the analysis tools provided by the Humdrum toolkit [3]. This also provides a unified system for representation and analysis of symbolic music in the three traditions - Western, Hindustani, and Carnatic music. Though they share similar symbols and syntax for representation, the encoding provides the required flexibility to encode the unique attributes of each tradition. This allows for comparative symbolic music studies, and development of a common platform for MIR tasks which need symbolic music scores. There are many Western music datasets archived as **kern scores ( bandishDB [8] in **bhat notation is being built using V. N. Bhatkhande's Hindustāni sangīt-paddhati: kramik pustak mālikā [1] and abhinav gītāñjali by Ramashray Jha (Rāmāśray Jhā) [5]. A database using [6] is being built using the **carnatic notation for a preliminary symbolic music analysis for Carnatic music. However, music synthesis from these symbolic scores would require further culture specific approaches but can start from the described representation. With certain modifications, **carnatic can be extended to encode rhythm. Chordia [9] proposed the **bol notation to represent tablā bōls. **bol can also be used to encode the konnakkōl syllables in Carnatic music. This can be useful for polyphonic transcription of Carnatic and Hindustani music.

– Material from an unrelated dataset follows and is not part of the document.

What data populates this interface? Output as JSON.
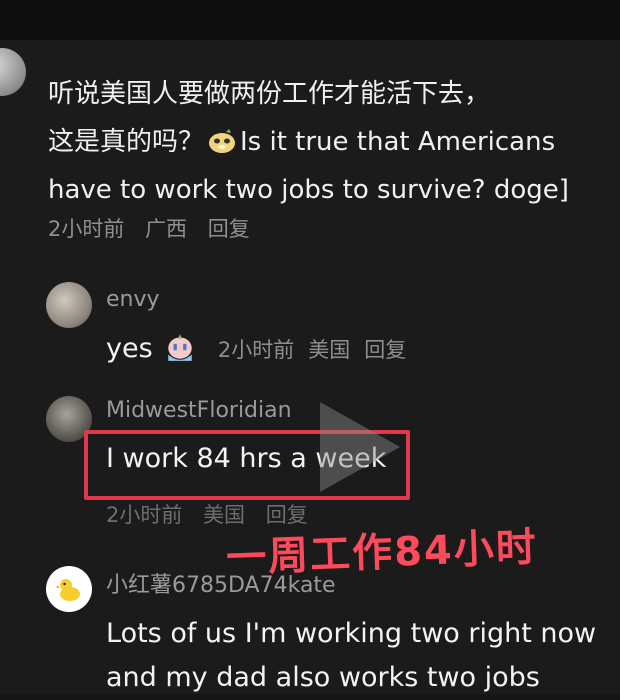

5. CONCLUSIONS In this paper, we extended the **bhat notation to Carnatic music developing the **carnatic notation which uses the humdrum syntax. This provides a unified symbolic notation and representation system for Indian classical music. The notation developed can efficiently represent the svaras and the tāla. The gamakas are of prime importance but the notation for gamakas in **carnatic is far from being comprehensive and complete. Further work in developing a better notation for gamakas is warranted. A sizeable database in **bhat and **carnatic needs to be developed for a thorough comparative analysis which would also lead to further improvements that might be required in the notation. Acknowledgments The authors would like to thank Prof. Hema Murthy and Ashwin Bellur at IIT Madras, India for their suggestions. The authors also would like to thank Dr. Ram Sriram and Vid. Bhavana Pradyumna in Atlanta, USA, Sagar Prabhudev in Hamilton, Canada, and Vid. Veena Srinivas in Goa, India for their valuable inputs in developing the notation presented in the paper. Special thanks to Vid. Chitravina N. Ravikiran ( for allowing his books to be used in transcription experiments.

6. REFERENCES [1] V. N. Bhatkhande, Hindustani Sangeet Paddhati: Kramik Pustak Maalika Vol. I-VI. Sangeet Karyalaya, 1990.

[2] P. Sambamoorthy, South Indian Music Vol. I-VI. Indian Music Publishing House, 1998.


[3] ``The Humdrum Toolkit: Software for Music Research,'' [4] P. Chordia, ``A System for the Analysis and Representation of Bandishes and Gats Using Humdrum Syntax,'' in Proceedings of Frontiers of Research in Speech and Music Conference, 2007. [5] R. Jha, Abhinav Geetanjali Vol. I-V. Prakashan, 2001.

Sangeet Sadan

[6] C. N. Ravikiran, Perfecting Carnatic Music, Vol. III. The International Foundation for Carnatic Music,, 2008. [7] D. Huron, ``Music information processing using the humdrum toolkit: Concepts, examples, and lessons,'' Computer Music Journal, vol. 26, no. 2, pp. 11--26, 2002. [8] ``bandishDB: A database of symbolic scores of North Indian Classical Vocal compositions,'', 2012. [9] P. Chordia, ``Automatic Transcription of Solo Tabla Music,'' Ph.D. dissertation, Stanford University, December 2005.